• [Data records]:
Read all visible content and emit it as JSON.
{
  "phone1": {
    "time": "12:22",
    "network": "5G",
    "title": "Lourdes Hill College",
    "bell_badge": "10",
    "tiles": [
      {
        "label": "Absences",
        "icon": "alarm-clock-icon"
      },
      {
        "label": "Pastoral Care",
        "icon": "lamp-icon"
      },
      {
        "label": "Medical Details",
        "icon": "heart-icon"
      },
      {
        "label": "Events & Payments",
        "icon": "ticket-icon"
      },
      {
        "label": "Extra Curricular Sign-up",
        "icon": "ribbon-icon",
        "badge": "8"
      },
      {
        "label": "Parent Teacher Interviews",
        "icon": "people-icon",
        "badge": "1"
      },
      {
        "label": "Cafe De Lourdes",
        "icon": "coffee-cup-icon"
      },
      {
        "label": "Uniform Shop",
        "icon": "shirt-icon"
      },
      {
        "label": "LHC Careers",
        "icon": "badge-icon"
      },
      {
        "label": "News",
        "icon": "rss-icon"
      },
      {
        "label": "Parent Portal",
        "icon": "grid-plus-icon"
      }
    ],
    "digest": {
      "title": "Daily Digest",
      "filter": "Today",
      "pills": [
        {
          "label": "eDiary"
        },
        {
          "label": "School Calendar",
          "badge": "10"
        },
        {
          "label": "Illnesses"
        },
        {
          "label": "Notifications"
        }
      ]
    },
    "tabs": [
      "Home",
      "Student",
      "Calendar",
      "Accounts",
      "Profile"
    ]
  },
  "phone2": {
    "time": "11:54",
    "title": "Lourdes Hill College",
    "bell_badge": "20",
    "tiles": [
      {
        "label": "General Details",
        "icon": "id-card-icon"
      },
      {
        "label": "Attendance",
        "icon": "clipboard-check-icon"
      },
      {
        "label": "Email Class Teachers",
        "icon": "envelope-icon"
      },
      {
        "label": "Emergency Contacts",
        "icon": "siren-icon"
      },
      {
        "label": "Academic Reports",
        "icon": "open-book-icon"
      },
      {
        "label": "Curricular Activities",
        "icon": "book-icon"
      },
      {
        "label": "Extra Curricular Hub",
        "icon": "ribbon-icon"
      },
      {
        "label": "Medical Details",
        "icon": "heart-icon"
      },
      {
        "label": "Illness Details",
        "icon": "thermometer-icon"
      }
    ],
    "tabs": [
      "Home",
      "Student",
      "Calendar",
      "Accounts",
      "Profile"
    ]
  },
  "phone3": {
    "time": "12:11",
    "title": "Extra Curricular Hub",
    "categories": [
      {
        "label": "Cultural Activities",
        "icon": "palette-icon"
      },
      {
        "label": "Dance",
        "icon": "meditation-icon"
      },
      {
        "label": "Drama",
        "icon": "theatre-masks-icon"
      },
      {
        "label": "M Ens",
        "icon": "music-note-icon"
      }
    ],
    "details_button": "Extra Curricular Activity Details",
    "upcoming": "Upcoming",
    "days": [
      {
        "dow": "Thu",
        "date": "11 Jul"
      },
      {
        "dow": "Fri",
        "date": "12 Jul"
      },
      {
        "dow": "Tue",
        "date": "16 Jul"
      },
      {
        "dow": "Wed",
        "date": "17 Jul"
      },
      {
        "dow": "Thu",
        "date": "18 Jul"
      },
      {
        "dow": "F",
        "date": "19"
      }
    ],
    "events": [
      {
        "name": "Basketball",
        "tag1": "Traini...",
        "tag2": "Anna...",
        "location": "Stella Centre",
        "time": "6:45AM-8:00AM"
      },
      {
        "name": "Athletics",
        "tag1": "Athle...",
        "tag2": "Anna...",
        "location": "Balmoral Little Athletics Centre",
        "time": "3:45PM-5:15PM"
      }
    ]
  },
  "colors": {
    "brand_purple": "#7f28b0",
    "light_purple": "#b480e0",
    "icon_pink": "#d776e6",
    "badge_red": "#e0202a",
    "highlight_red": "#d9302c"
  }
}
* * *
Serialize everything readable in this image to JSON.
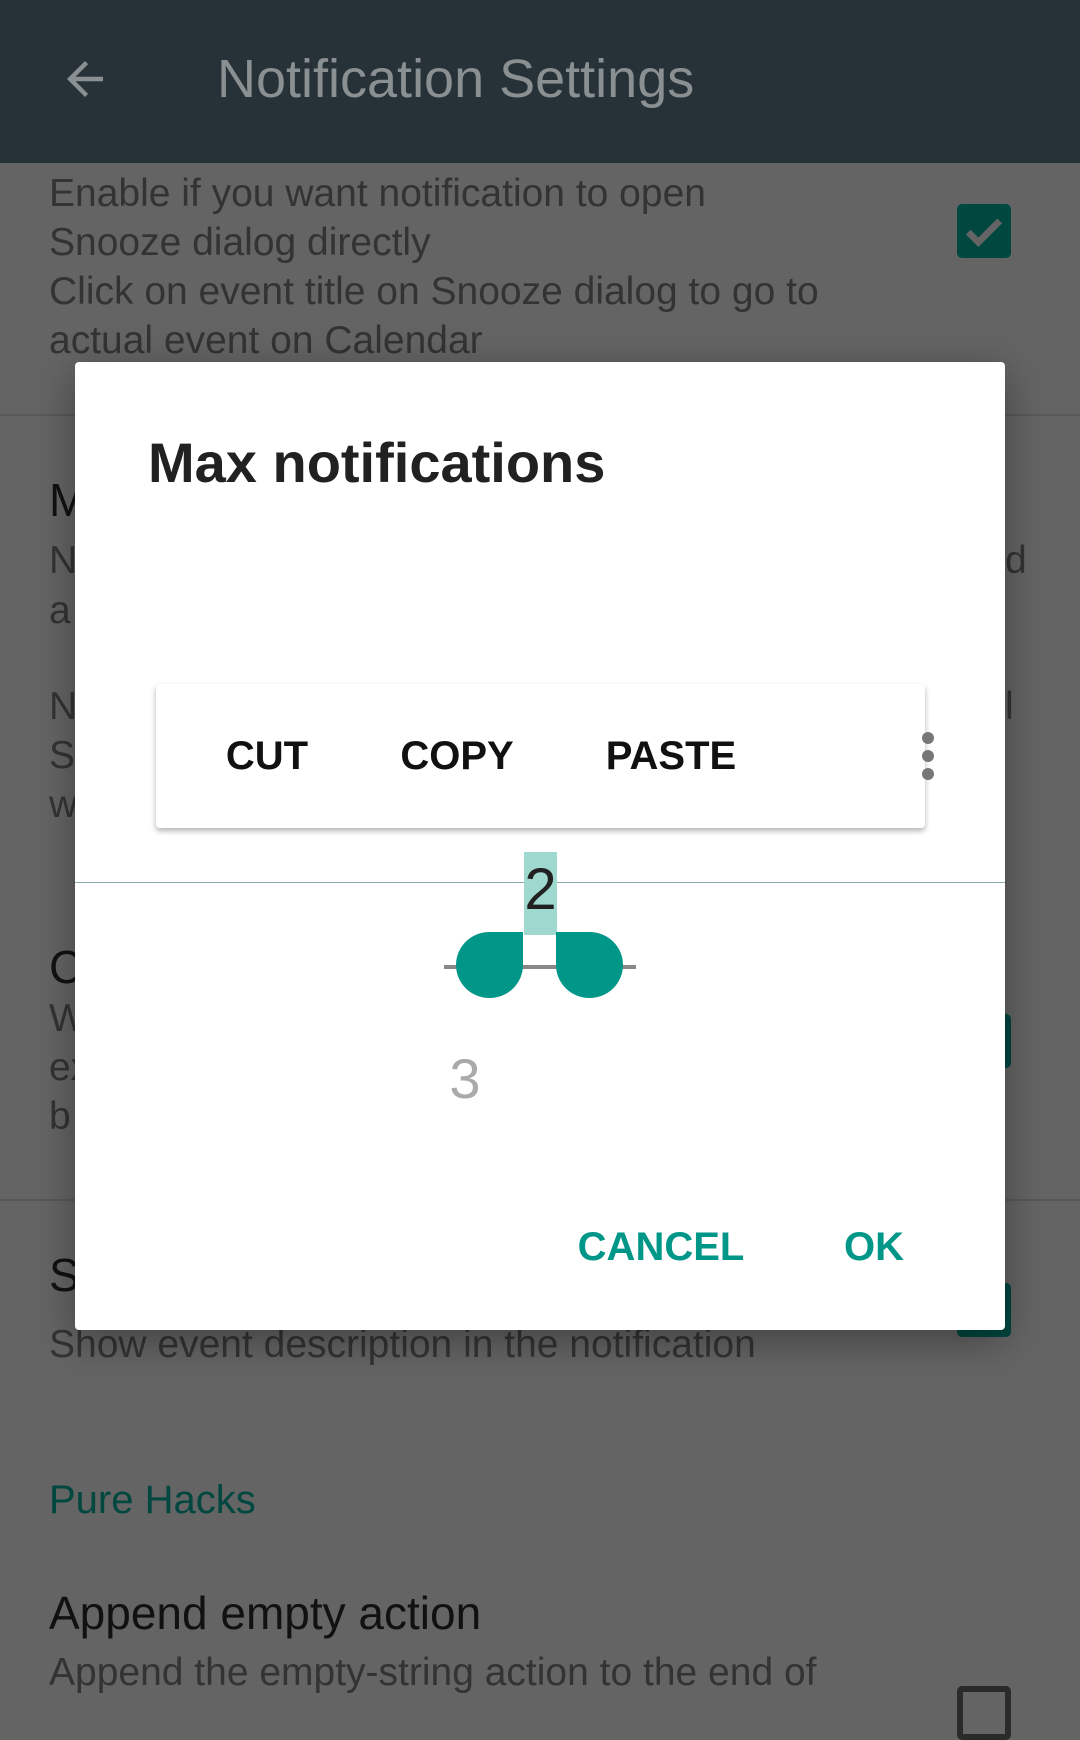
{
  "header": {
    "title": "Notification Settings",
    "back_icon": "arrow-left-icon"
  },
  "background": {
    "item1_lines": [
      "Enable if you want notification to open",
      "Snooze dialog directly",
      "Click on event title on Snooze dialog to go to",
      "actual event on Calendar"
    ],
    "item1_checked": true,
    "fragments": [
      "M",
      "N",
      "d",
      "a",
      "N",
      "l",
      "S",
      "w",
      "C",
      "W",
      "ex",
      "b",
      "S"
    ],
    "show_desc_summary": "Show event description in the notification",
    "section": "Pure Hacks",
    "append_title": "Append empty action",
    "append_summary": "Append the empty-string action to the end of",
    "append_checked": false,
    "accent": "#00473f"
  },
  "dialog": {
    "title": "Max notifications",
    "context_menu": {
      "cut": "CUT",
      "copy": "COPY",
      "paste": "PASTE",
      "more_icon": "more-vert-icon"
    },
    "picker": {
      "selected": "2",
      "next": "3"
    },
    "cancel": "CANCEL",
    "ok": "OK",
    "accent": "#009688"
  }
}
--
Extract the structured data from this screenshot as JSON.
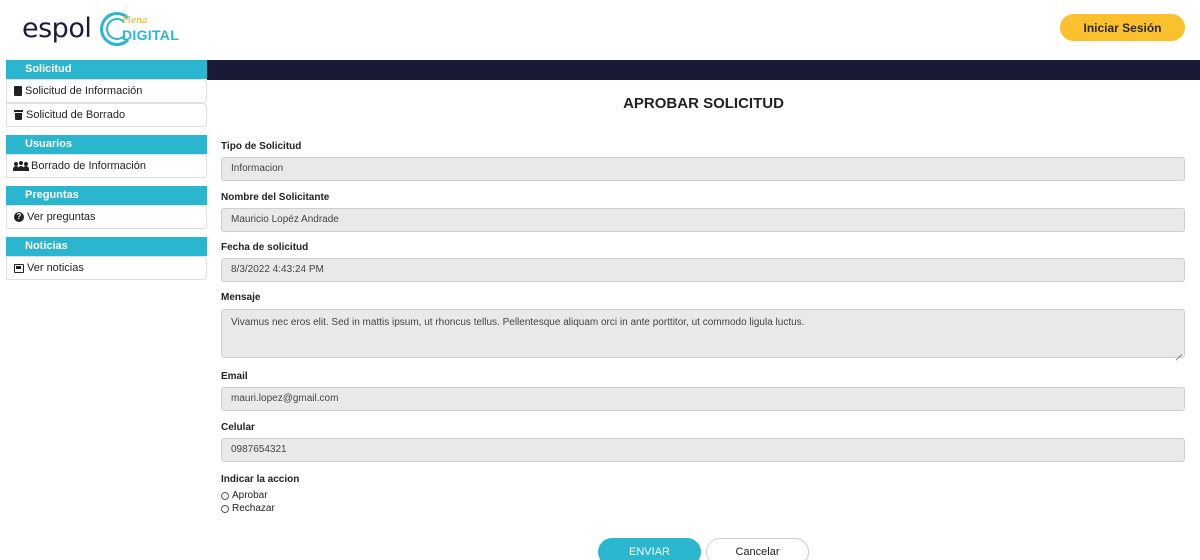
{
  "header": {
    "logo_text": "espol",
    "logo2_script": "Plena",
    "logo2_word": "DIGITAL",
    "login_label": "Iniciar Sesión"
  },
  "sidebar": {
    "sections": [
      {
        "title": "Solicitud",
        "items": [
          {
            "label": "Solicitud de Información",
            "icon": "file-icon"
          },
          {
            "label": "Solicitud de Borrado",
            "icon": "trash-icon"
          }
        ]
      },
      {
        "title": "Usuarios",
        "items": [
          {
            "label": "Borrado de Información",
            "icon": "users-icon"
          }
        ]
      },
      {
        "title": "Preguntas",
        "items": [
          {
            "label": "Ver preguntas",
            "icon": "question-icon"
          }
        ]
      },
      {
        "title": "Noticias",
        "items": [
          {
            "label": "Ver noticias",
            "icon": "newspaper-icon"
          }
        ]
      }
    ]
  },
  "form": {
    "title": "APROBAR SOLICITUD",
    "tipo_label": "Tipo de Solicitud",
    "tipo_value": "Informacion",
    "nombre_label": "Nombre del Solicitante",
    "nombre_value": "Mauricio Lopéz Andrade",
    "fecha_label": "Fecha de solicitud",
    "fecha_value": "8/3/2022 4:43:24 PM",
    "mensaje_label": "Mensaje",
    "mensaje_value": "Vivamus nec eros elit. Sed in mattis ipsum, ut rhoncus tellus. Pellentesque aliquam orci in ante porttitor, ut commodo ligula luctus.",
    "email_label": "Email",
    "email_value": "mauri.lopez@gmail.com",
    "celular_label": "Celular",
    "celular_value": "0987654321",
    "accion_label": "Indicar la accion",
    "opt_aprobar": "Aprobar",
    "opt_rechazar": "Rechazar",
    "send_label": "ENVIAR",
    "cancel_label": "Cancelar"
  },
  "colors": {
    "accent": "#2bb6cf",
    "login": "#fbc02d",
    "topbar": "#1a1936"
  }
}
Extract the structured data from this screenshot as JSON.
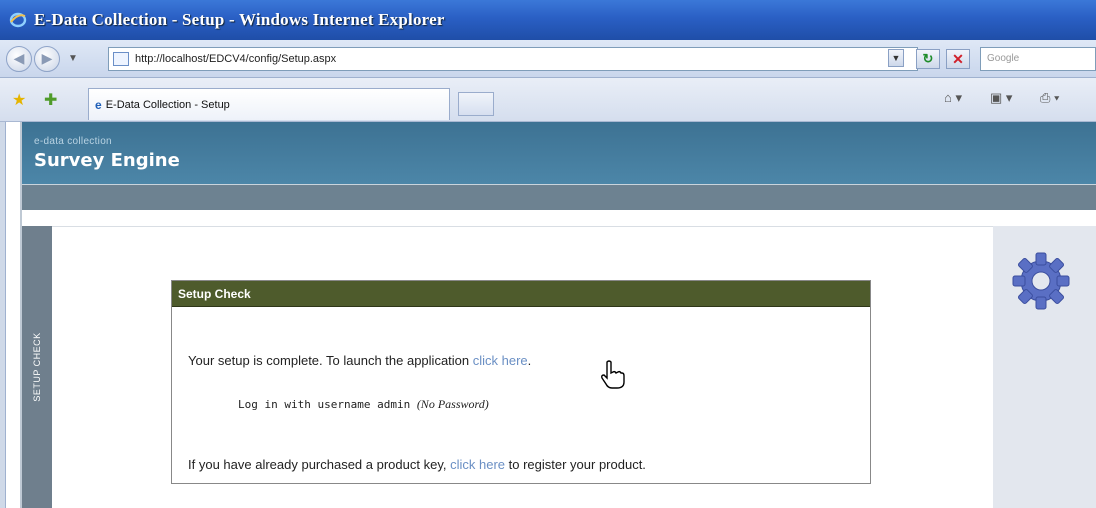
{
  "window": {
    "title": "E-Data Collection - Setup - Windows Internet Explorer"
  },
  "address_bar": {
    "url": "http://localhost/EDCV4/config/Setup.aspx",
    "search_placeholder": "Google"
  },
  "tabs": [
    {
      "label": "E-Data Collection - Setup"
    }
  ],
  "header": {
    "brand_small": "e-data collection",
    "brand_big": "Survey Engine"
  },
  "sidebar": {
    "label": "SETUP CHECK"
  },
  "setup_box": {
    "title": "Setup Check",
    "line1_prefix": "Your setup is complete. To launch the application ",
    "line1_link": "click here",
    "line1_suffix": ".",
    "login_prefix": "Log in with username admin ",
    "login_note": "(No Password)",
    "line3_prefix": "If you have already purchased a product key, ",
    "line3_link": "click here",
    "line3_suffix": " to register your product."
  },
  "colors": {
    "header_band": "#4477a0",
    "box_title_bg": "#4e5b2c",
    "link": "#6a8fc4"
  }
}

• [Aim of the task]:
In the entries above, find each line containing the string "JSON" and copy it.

• [Answer to the problem]:
Read all visible content and emit it as JSON.
Serialize everything readable in this image to JSON.
Extract the structured data from this screenshot as JSON.
Extract the structured data from this screenshot as JSON.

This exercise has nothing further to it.